VALLETTA, April 7 Greece's international lenders
are ready to send experts to Athens who will sign off on the
country's reforms, helping to unlock new lending, euro zone
Greece is on its third bailout from euro zone governments
since 2010, but to get money it has to pass regular reviews of
its reforms by teams of experts sent by the lenders, called
The latest review has been dragging on since the middle of
last year. Discouraged by the slow progress of talks, the
missions have left Athens.
"There will be an agreement today on the missions returning
to Athens, there is significant progress reached on the package
(of reforms)," one euro zone official with insight into the
The chairman of euro zone finance ministers, Jeroen
Dijsselbloem, told reporters as he entered a meeting of the
ministers in Valletta that he was optimistic and that there were
"results" in the negotiations, but that he wanted to inform the
Once the experts go back to Greece, they will complete what
is called a "staff level agreement" on reforms in exchange for
loans. This is necessary for the ministers to give a political

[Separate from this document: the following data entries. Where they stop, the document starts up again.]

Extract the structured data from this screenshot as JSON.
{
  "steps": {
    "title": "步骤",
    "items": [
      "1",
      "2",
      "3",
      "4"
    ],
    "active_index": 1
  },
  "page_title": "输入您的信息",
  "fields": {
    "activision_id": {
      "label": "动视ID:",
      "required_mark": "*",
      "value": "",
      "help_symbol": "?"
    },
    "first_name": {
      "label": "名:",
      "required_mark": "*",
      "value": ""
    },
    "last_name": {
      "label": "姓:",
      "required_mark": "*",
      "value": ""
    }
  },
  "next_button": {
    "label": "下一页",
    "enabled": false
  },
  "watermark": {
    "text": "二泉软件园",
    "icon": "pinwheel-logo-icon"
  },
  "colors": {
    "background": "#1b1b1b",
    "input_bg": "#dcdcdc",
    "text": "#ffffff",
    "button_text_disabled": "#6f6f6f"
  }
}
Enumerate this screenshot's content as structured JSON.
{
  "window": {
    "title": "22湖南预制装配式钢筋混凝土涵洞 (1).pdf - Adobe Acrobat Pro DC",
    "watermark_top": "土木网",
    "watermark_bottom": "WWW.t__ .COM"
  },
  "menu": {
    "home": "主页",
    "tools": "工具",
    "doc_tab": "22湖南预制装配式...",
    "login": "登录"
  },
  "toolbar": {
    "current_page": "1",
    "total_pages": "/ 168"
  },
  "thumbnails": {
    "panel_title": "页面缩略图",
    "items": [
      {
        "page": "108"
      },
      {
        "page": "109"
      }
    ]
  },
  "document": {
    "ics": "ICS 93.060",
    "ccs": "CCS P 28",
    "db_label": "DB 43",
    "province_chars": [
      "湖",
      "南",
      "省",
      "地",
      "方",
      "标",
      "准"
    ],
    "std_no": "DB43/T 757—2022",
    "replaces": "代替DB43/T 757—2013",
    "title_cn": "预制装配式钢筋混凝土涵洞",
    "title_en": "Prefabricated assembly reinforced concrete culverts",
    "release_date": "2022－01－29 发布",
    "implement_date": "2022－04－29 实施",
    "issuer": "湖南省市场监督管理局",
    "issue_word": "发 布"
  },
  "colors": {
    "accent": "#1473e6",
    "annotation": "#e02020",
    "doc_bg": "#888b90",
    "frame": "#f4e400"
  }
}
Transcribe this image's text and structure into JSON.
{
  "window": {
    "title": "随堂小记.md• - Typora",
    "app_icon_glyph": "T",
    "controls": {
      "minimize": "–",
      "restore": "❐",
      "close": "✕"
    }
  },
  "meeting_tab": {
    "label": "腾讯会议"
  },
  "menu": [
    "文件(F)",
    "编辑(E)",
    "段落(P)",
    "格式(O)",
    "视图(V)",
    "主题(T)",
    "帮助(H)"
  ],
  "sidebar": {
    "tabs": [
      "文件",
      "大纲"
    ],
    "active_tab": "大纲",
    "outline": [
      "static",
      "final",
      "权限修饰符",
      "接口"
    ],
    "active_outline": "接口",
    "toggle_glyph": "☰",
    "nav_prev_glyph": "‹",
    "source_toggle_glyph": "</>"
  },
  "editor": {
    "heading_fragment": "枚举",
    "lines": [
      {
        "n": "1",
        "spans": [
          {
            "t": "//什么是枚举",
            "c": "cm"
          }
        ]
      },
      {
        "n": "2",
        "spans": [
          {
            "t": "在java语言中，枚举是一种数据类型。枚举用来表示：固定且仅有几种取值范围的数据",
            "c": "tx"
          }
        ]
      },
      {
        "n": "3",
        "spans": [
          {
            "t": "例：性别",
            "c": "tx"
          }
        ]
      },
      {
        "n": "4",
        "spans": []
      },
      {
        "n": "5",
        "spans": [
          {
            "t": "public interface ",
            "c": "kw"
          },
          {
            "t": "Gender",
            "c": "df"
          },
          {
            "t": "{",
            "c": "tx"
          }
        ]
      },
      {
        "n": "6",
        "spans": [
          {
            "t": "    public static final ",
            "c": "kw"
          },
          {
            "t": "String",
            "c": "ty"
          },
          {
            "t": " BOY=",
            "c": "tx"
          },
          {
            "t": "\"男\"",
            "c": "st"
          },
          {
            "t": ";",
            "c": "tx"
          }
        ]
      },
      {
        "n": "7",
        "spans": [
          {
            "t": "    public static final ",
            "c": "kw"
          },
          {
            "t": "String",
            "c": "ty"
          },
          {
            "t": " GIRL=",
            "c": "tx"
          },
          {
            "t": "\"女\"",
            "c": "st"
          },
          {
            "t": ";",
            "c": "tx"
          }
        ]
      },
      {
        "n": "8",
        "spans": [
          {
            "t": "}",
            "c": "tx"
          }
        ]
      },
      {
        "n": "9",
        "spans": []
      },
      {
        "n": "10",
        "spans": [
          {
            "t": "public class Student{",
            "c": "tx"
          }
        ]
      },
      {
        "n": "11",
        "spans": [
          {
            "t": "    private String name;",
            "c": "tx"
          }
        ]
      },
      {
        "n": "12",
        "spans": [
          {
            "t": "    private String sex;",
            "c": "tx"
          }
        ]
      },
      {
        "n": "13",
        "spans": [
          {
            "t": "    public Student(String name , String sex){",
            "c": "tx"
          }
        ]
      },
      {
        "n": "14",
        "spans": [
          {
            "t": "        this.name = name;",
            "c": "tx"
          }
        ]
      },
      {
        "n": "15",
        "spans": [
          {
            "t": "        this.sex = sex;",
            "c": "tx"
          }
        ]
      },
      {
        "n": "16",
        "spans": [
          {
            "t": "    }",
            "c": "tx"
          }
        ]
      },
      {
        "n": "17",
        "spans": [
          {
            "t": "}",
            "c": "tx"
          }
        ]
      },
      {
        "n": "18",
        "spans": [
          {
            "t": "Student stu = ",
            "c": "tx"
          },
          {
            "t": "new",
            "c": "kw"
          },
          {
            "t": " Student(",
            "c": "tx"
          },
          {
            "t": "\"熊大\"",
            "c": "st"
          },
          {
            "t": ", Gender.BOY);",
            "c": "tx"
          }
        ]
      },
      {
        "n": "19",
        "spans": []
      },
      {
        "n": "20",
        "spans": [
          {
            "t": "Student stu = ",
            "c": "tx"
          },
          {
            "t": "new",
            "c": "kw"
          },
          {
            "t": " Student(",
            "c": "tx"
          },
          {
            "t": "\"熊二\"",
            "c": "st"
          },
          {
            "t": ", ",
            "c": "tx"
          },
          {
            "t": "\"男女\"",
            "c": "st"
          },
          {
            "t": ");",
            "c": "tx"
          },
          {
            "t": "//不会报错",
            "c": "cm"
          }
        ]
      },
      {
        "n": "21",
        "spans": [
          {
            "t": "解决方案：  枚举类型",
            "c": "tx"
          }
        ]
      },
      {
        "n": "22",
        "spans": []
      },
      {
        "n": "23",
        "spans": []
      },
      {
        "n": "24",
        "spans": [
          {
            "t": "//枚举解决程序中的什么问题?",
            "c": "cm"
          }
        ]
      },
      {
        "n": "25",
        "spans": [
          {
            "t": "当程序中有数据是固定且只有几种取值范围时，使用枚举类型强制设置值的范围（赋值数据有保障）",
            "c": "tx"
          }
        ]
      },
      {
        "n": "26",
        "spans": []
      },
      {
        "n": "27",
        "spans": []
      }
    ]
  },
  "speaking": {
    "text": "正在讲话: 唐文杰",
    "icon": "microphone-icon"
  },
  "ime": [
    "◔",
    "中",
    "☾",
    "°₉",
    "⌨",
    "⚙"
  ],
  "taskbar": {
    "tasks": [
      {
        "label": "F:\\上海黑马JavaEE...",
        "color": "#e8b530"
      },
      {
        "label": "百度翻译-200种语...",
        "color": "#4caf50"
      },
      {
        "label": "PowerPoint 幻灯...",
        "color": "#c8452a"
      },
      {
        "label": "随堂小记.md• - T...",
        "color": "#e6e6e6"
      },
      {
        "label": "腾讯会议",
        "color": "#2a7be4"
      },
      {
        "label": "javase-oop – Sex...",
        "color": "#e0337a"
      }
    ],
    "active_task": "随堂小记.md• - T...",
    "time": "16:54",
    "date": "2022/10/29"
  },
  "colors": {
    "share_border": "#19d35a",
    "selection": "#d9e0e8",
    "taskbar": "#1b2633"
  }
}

go-ahead to close the whole review and disburse loans.
European Commission Vice President Valdis Dombrovskis said
on entering the talks that closing the whole review would
hopefully be possible "within the next few weeks."
The agreement is to include reforms of pensions, income tax,
collective bargaining systems and energy market liberalisation.
They are all supposed to produce a budget surplus before
debt servicing of 3.5 percent of gross domestic product in 2018,
2019 and 2020. The bailout programme ends in mid-2018.
Greece beat its primary surplus target in 2015 and 2016 and
is likely to exceed it again this year. It needs a quick deal on
new loan disbursements to pay debts due in July.
But while institutions representing euro zone governments
believe Greece will easily reach the 3.5 percent target in 2018,
2019 and 2020, the International Monetary Fund has been
sceptical. Euro zone governments, led by Germany, want the IMF
to join the bailout to exert more pressure on the Greeks to
carry out the reforms.
"It is true that the IMF was always a little bit too
pessimistic in recent years, compared to reality," German
Finance Minister Wolfgang Schaeuble told reporters on entering
the meeting of euro zone finance ministers.
"The biggest stretch of the road is already behind us, but
the experts are always very precise, so it could need some more
days," he said.
(Additional reporting by Tom Koerkemeier, editing by Larry